## TASK DETAILS
Search the data below for the string "JSON". Extract every line that contains it.

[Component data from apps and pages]
[Start of Attachment]

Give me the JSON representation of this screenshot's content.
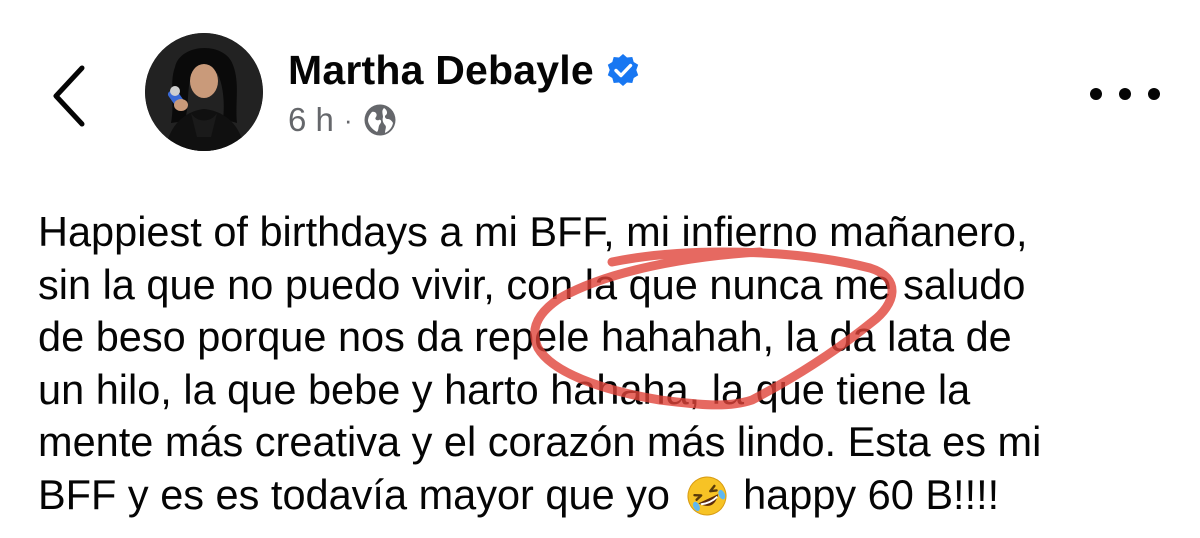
{
  "header": {
    "back_icon": "chevron-left-icon",
    "author_name": "Martha Debayle",
    "verified_icon": "verified-badge-icon",
    "timestamp": "6 h",
    "separator": "·",
    "audience_icon": "globe-icon",
    "more_icon": "more-horizontal-icon"
  },
  "post": {
    "lines": [
      "Happiest of birthdays a mi BFF, mi infierno mañanero,",
      "sin la que no puedo vivir, con la que nunca me saludo",
      "de beso porque nos da repele hahahah, la da lata de",
      "un hilo, la que bebe y harto hahaha, la que tiene la",
      "mente más creativa y el corazón más lindo. Esta es mi"
    ],
    "last_line_before_emoji": "BFF y es es todavía mayor que yo",
    "emoji": "rolling-on-floor-laughing-icon",
    "last_line_after_emoji": "happy 60 B!!!!"
  },
  "colors": {
    "verified": "#1877f2",
    "meta": "#65676b",
    "annotation": "#e0443a",
    "text": "#050505"
  }
}
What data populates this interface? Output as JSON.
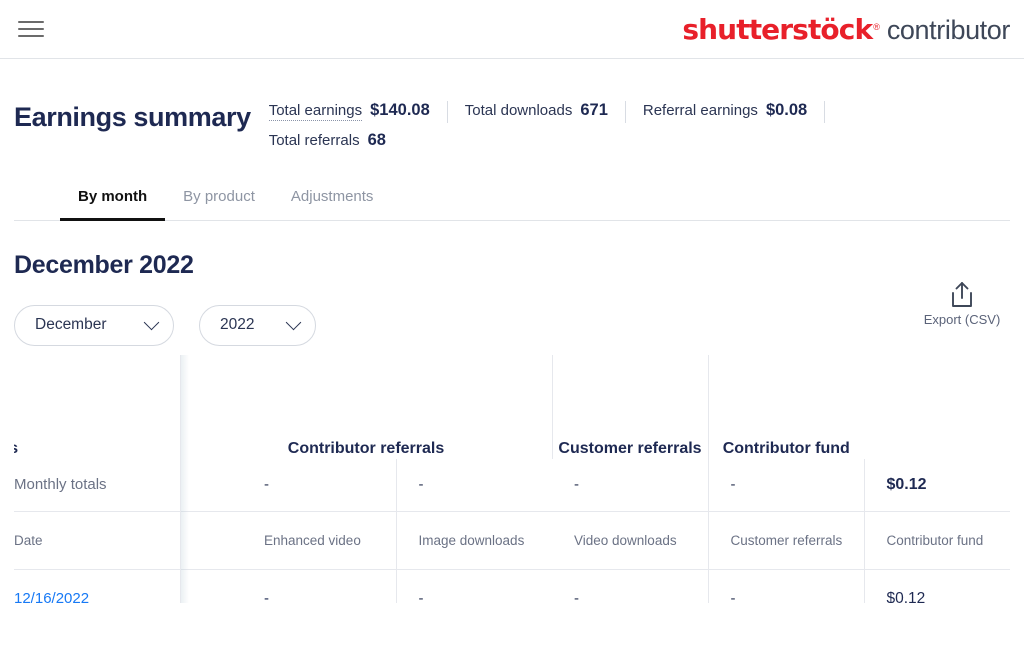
{
  "topbar": {
    "menu_icon": "hamburger-menu-icon",
    "brand_mark": "shutterstöck",
    "brand_registered": "®",
    "brand_sub": "contributor",
    "brand_color": "#e8202a",
    "brand_sub_color": "#3e4758"
  },
  "summary": {
    "title": "Earnings summary",
    "metrics": [
      {
        "label": "Total earnings",
        "value": "$140.08"
      },
      {
        "label": "Total downloads",
        "value": "671"
      },
      {
        "label": "Referral earnings",
        "value": "$0.08"
      },
      {
        "label": "Total referrals",
        "value": "68"
      }
    ]
  },
  "tabs": [
    {
      "label": "By month",
      "active": true
    },
    {
      "label": "By product",
      "active": false
    },
    {
      "label": "Adjustments",
      "active": false
    }
  ],
  "period": {
    "title": "December 2022",
    "month_select": {
      "value": "December",
      "icon": "chevron-down-icon"
    },
    "year_select": {
      "value": "2022",
      "icon": "chevron-down-icon"
    }
  },
  "export": {
    "label": "Export (CSV)",
    "icon": "export-upload-icon"
  },
  "table": {
    "group_headers": [
      {
        "label": "s"
      },
      {
        "label": "Contributor referrals"
      },
      {
        "label": "Customer referrals"
      },
      {
        "label": "Contributor fund"
      }
    ],
    "totals": {
      "label": "Monthly totals",
      "enhanced_video": "-",
      "image_downloads": "-",
      "video_downloads": "-",
      "customer_referrals": "-",
      "contributor_fund": "$0.12"
    },
    "columns": [
      "Date",
      "Enhanced video",
      "Image downloads",
      "Video downloads",
      "Customer referrals",
      "Contributor fund"
    ],
    "rows": [
      {
        "date": "12/16/2022",
        "enhanced_video": "-",
        "image_downloads": "-",
        "video_downloads": "-",
        "customer_referrals": "-",
        "contributor_fund": "$0.12"
      }
    ]
  },
  "colors": {
    "brand_red": "#e8202a",
    "link_blue": "#1779f5",
    "text_navy": "#1e2952",
    "text_muted": "#6b7285",
    "border": "#e6e8ed"
  }
}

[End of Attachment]

## OUTPUT
Give me the JSON representation of this screenshot's content.
What data populates this interface? Output as JSON.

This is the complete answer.